Louisiana also became a gambling state under Roemer in 1991. He signed legislation legalizing 15 riverboat casinos and allowed a bill to become law, without his signature, that legalized video poker at bars and truck stops throughout the state.
During the 1991 governor’s race, Roemer led in the early polls, but businesses spent heavily to defeat him, and he campaigned indifferently. Later, he admitted that he had lost his stomach for the intense scrutiny that came with the job. He won only 26.5% of the primary vote, 5 percentage points behind Duke.
Roemer attempted a comeback in 1995, promising he had become a better listener and leader, thanks to visits to Walmarts to talk to ordinary voters. In a bid for conservative voters, he opposed affirmative action, criticized a state-sponsored gay rights exhibit and called for inmate chain gangs to pick up highway litter.
Roemer finished fourth this time, with nearly 18% of the vote.
He later said privately that he had made a mistake in the campaign by shifting to the right, which he described as a political strategy.
Back to business
After the 1995 governor’s race, Roemer founded a community bank, the Business Bank, sold it and made a pile of money. With his son Chas, he created a company that built housing by universities for seniors who wanted to retire near their alma maters.
During those years, Roemer would often be spotted hanging out in Baton Rouge, at a Waffle House on College Drive and at a Books-A-Million store on Perkins Road, and he was always gracious with those who greeted him.
In 2006, he started Business First Bank with a batch of investors. Roemer wanted the bank to serve small businesses by being fast, focused, flexible and friendly. The bank grew rapidly under his leadership and, by 2020, had $4 billion in assets. Roemer’s nephew Jude Melville now runs it.
Despite his focus on business, Roemer couldn’t stay away from politics. In 2008, he served as a trusted adviser to Sen. John McCain, a Republican from Arizona and a friend from their days together in the House, during McCain’s losing presidential campaign.
In 2014, Roemer, who had lived with Type 1 diabetes since his teenage years, suffered a stroke that left him with a speech impediment and a halting gait.
Roemer’s first two marriages ended in divorce. Survivors include his third wife, Scarlett; his daughter Caroline and sons Chas and Dakota, all of Baton Rouge; and five grandchildren.
Roemer is also survived by a brother, Danny, and three sisters, Margaret Lefler, Melinda Barrett and Melanie Melville.

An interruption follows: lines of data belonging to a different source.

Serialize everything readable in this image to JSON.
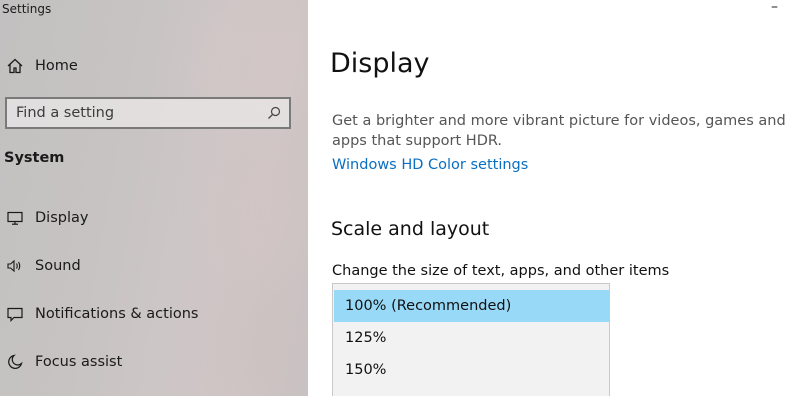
{
  "window": {
    "title": "Settings",
    "minimize_glyph": "–"
  },
  "sidebar": {
    "home": {
      "label": "Home",
      "icon": "home-icon"
    },
    "search": {
      "placeholder": "Find a setting",
      "icon": "search-icon"
    },
    "section_heading": "System",
    "items": [
      {
        "label": "Display",
        "icon": "monitor-icon"
      },
      {
        "label": "Sound",
        "icon": "speaker-icon"
      },
      {
        "label": "Notifications & actions",
        "icon": "notification-icon"
      },
      {
        "label": "Focus assist",
        "icon": "moon-icon"
      }
    ]
  },
  "main": {
    "title": "Display",
    "hdr_description": "Get a brighter and more vibrant picture for videos, games and apps that support HDR.",
    "hdr_link": "Windows HD Color settings",
    "scale_section_title": "Scale and layout",
    "scale_label": "Change the size of text, apps, and other items",
    "scale_options": [
      {
        "label": "100% (Recommended)",
        "selected": true
      },
      {
        "label": "125%",
        "selected": false
      },
      {
        "label": "150%",
        "selected": false
      }
    ]
  },
  "colors": {
    "accent_link": "#0a6fc2",
    "selected_option_bg": "#99d9f8",
    "sidebar_bg": "#c7c3c3"
  }
}
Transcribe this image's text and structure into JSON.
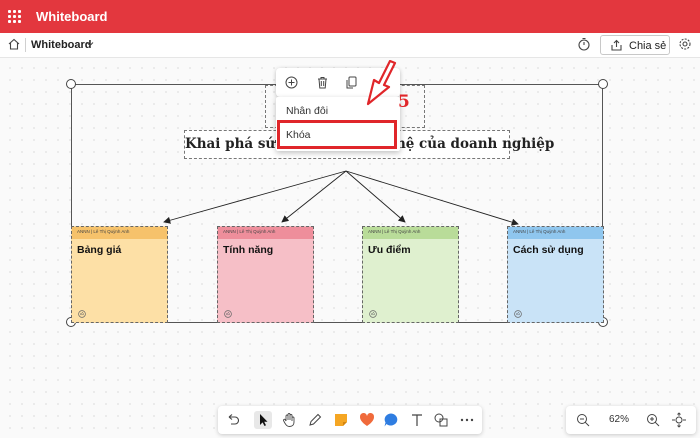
{
  "app": {
    "title": "Whiteboard"
  },
  "toolbar": {
    "board_name": "Whiteboard",
    "share_label": "Chia sẻ"
  },
  "canvas": {
    "heading": "Khai phá sức mạnh công nghệ của doanh nghiệp",
    "notes": [
      {
        "author": "ANNN | Lê Thị Quỳnh Anh",
        "title": "Bảng giá",
        "header_color": "#f6c26b",
        "body_color": "#fde0a6"
      },
      {
        "author": "ANNN | Lê Thị Quỳnh Anh",
        "title": "Tính năng",
        "header_color": "#ee8e9b",
        "body_color": "#f6bfc7"
      },
      {
        "author": "ANNN | Lê Thị Quỳnh Anh",
        "title": "Ưu điểm",
        "header_color": "#b9dc99",
        "body_color": "#dff0cf"
      },
      {
        "author": "ANNN | Lê Thị Quỳnh Anh",
        "title": "Cách sử dụng",
        "header_color": "#8fc6ee",
        "body_color": "#c9e3f7"
      }
    ]
  },
  "context_menu": {
    "icons": [
      "add-icon",
      "delete-icon",
      "copy-icon"
    ],
    "items": [
      "Nhân đôi",
      "Khóa"
    ]
  },
  "annotation": {
    "step_number": "5",
    "color": "#e0262a"
  },
  "bottom_toolbar": {
    "tools": [
      "undo-icon",
      "select-icon",
      "pan-icon",
      "pen-icon",
      "sticky-note-icon",
      "reaction-icon",
      "comment-icon",
      "text-icon",
      "shapes-icon",
      "more-icon"
    ]
  },
  "zoom": {
    "level": "62%"
  },
  "colors": {
    "brand": "#e3373e",
    "accent_red": "#e0262a"
  }
}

Funeral plans are pending.
In 2011, Roemer ran for president, thinking he could apply lessons learned from the John McCain campaign. He decried the corrupting role of big money in politics -- refusing to take PAC money and limiting individual contributions to $100 per donor -- and promised to shake up politics as usual. But he couldn’t poll high enough to qualify for any of the candidate debates. He finished seventh with less than 1% of the vote in the New Hampshire primary and quit the race.

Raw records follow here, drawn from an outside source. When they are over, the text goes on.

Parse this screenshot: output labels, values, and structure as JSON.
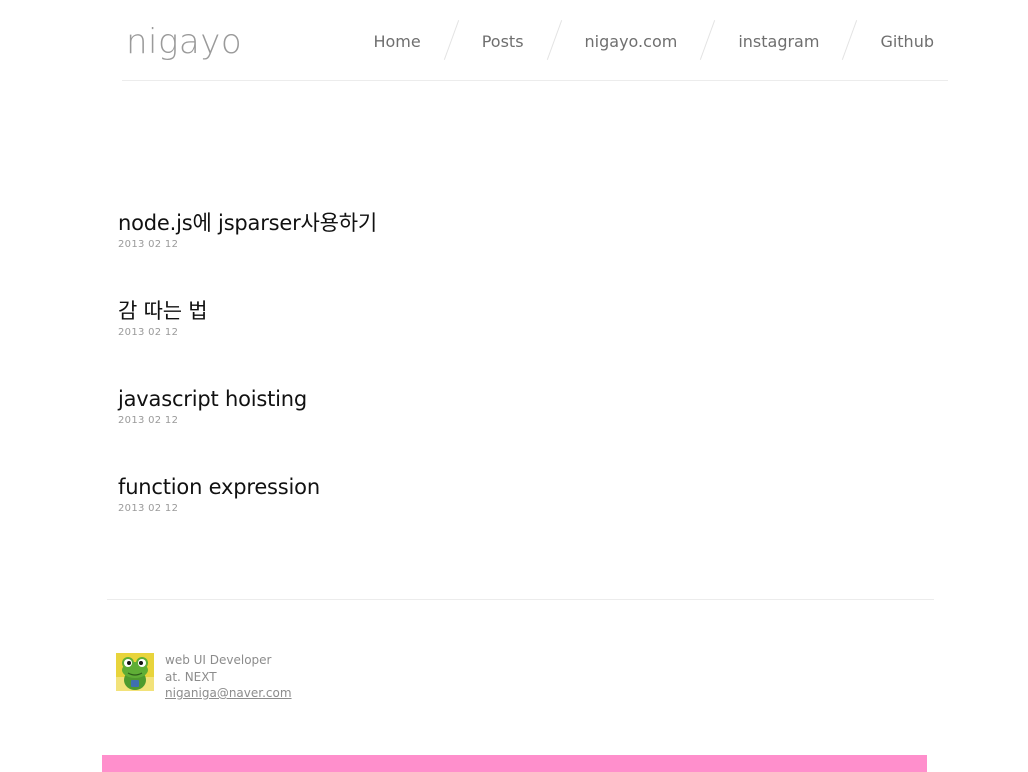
{
  "site": {
    "title": "nigayo"
  },
  "nav": {
    "items": [
      {
        "label": "Home"
      },
      {
        "label": "Posts"
      },
      {
        "label": "nigayo.com"
      },
      {
        "label": "instagram"
      },
      {
        "label": "Github"
      }
    ]
  },
  "posts": [
    {
      "title": "node.js에 jsparser사용하기",
      "date": "2013 02 12"
    },
    {
      "title": "감 따는 법",
      "date": "2013 02 12"
    },
    {
      "title": "javascript hoisting",
      "date": "2013 02 12"
    },
    {
      "title": "function expression",
      "date": "2013 02 12"
    }
  ],
  "author": {
    "role": "web UI Developer",
    "company": "at. NEXT",
    "email": "niganiga@naver.com"
  },
  "colors": {
    "accent_bar": "#ff8fcc",
    "logo": "#9a9a9a",
    "nav_text": "#6f6f6f"
  },
  "icons": {
    "avatar": "frog-avatar-icon"
  }
}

But before he did, Roemer’s iconoclastic, shoot-from-the-hip style made him a favorite of such talk show hosts as Joe Scarborough on MSNBC.
“Look at (President) Obama,” Roemer declared during one appearance. “All that hope and promise. No changes. … Guess who he’s raising (money) from? The very banks he’s supposed to regulate. He went to Wall Street, had a fundraiser — $35,800 a ticket. And you know who the host was? Goldman Friggin’ Sachs.”
Laughing, Scarborough proposed that Roemer be an honorary member of "Morning Joe’s” roundtable of guests.
Advocate librarian Judy Jumonville contributed research for this article.